The main disadvantage of a higher deductible is that you’ll be responsible for a larger share of the cost to repair or replace your vehicle if it is stolen or vandalized or if you’re involved in an at-fault collision. However, if you’re in a comfortable financial position and can afford a large out-of-pocket expense if you make an insurance claim, then the higher deductible can help you save money in the long run.
What are the advantages and disadvantages of a lower deductible?
By opting for a low deductible amount, you shift more of the financial responsibility to fix or repair your car onto the insurance company. If you’re on the road a lot, park your car outside at home, or regularly visit areas known for vehicle thefts or vandalism, a lower deductible can reduce your financial risk if you have to file a claim.
However, if you choose a lower deductible, your insurance premiums will be higher, meaning you’ll pay more for your coverage up front in exchange for letting the insurer cover more of the cost of repairing or replacing your car. This may be the better option if you’re on a tight budget and prefer to pay a higher fixed amount for your premiums, rather than risking a large, unpredictable expense if you have to make a claim.
What are some other factors to consider when choosing a deductible?
If you already have a number of claims on your insurance record (such as at-fault collisions, speeding tickets or other moving violations) and you already pay a higher premium because of them, further increasing your premiums with a lower deductible may not make sense.
The vehicle you drive can also influence your decision. A newer model that’s still worth a lot of money may command higher premiums, so a higher deductible can make your insurance more affordable.
If you drive an older car that already costs relatively little to insure, there are arguments in favour of both higher and lower deductibles. A higher deductible will reduce your premiums even further and may be a good option if you feel the car is not worth repairing or replacing if damaged. Conversely, if your older car is in good shape and you would prefer to fix or replace it, choose a lower deductible if you can afford the higher premiums.

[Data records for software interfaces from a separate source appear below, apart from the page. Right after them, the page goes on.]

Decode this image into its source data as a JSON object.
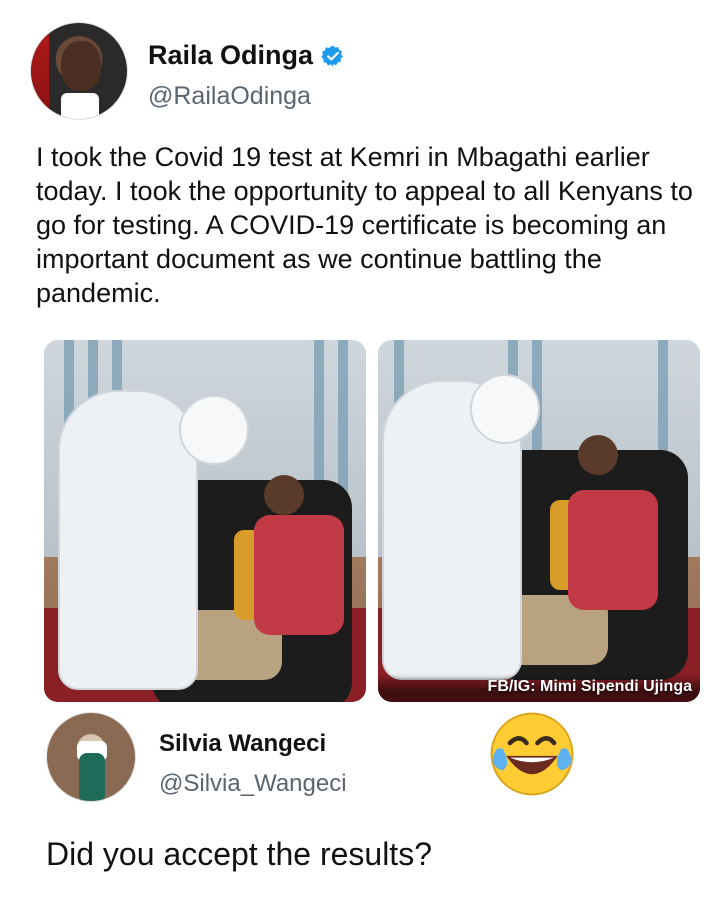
{
  "tweet": {
    "author": {
      "display_name": "Raila Odinga",
      "handle": "@RailaOdinga",
      "verified": true,
      "avatar_icon": "person-avatar-icon"
    },
    "text": "I took the Covid 19 test at Kemri in Mbagathi earlier today. I took the opportunity to appeal to all Kenyans to go for testing. A COVID-19 certificate is becoming an important document as we continue battling the pandemic.",
    "photos": [
      {
        "name": "photo-covid-test-left"
      },
      {
        "name": "photo-covid-test-right",
        "caption": "FB/IG: Mimi Sipendi Ujinga"
      }
    ]
  },
  "reply": {
    "author": {
      "display_name": "Silvia Wangeci",
      "handle": "@Silvia_Wangeci",
      "avatar_icon": "person-avatar-icon"
    },
    "emoji": {
      "icon": "laughing-crying-emoji-icon",
      "face_color": "#ffcc33",
      "tear_color": "#5fb2f2"
    },
    "text": "Did you accept the results?"
  },
  "colors": {
    "verified_badge": "#1d9bf0",
    "handle_text": "#5b6570"
  }
}
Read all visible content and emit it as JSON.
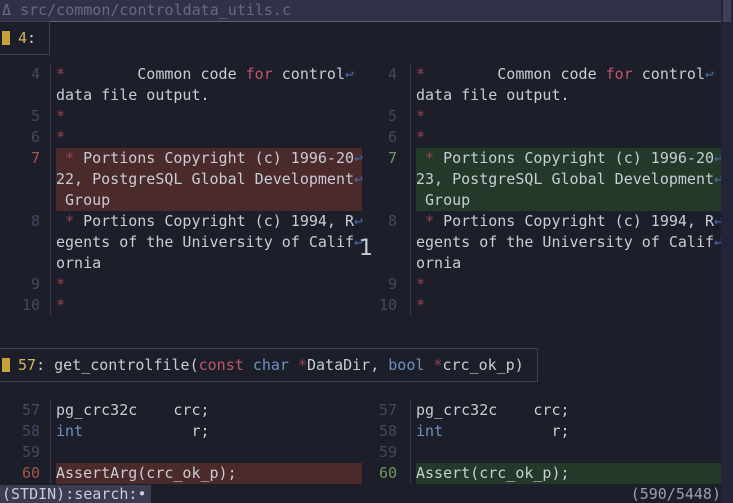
{
  "file_header": {
    "path": "src/common/controldata_utils.c",
    "leading_glyph": "Δ"
  },
  "hunks": [
    {
      "line": "4",
      "suffix": ":",
      "text": ""
    },
    {
      "line": "57",
      "suffix": ":",
      "text": "get_controlfile(const char *DataDir, bool *crc_ok_p)"
    }
  ],
  "diff_block_1": {
    "left_numbers": [
      "4",
      "",
      "5",
      "6",
      "7",
      "",
      "",
      "8",
      "",
      "",
      "9",
      "10"
    ],
    "right_numbers": [
      "4",
      "",
      "5",
      "6",
      "7",
      "",
      "",
      "8",
      "",
      "",
      "9",
      "10"
    ],
    "left_lines": [
      "*        Common code for control",
      "data file output.",
      "*",
      "*",
      " * Portions Copyright (c) 1996-20",
      "22, PostgreSQL Global Development",
      " Group",
      " * Portions Copyright (c) 1994, R",
      "egents of the University of Calif",
      "ornia",
      "*",
      "*"
    ],
    "right_lines": [
      "*        Common code for control",
      "data file output.",
      "*",
      "*",
      " * Portions Copyright (c) 1996-20",
      "23, PostgreSQL Global Development",
      " Group",
      " * Portions Copyright (c) 1994, R",
      "egents of the University of Calif",
      "ornia",
      "*",
      "*"
    ]
  },
  "diff_block_2": {
    "left_numbers": [
      "57",
      "58",
      "59",
      "60"
    ],
    "right_numbers": [
      "57",
      "58",
      "59",
      "60"
    ],
    "left_lines": [
      "pg_crc32c    crc;",
      "int            r;",
      "",
      "AssertArg(crc_ok_p);"
    ],
    "right_lines": [
      "pg_crc32c    crc;",
      "int            r;",
      "",
      "Assert(crc_ok_p);"
    ]
  },
  "overlay_number": "1",
  "status": {
    "left": "(STDIN):search:",
    "cursor": "•",
    "right": "(590/5448)"
  }
}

Are there any other deductible options (like “disappearing deductible”) available from car insurance providers?
According to Rates.ca, some insurers offer what is known as a “disappearing deductible,” which rewards safe drivers with a deductible that goes down every year and, if you’re especially careful, could disappear altogether. Keep in mind you may have to pay a fee for this option.
Some insurance providers also let you contribute regularly to a fund that will help cover your deductible, and they may even pay into it as well.
Choosing the right deductible amount can make a big difference in your everyday car insurance costs, so be sure to weigh all your options when shopping for your next policy.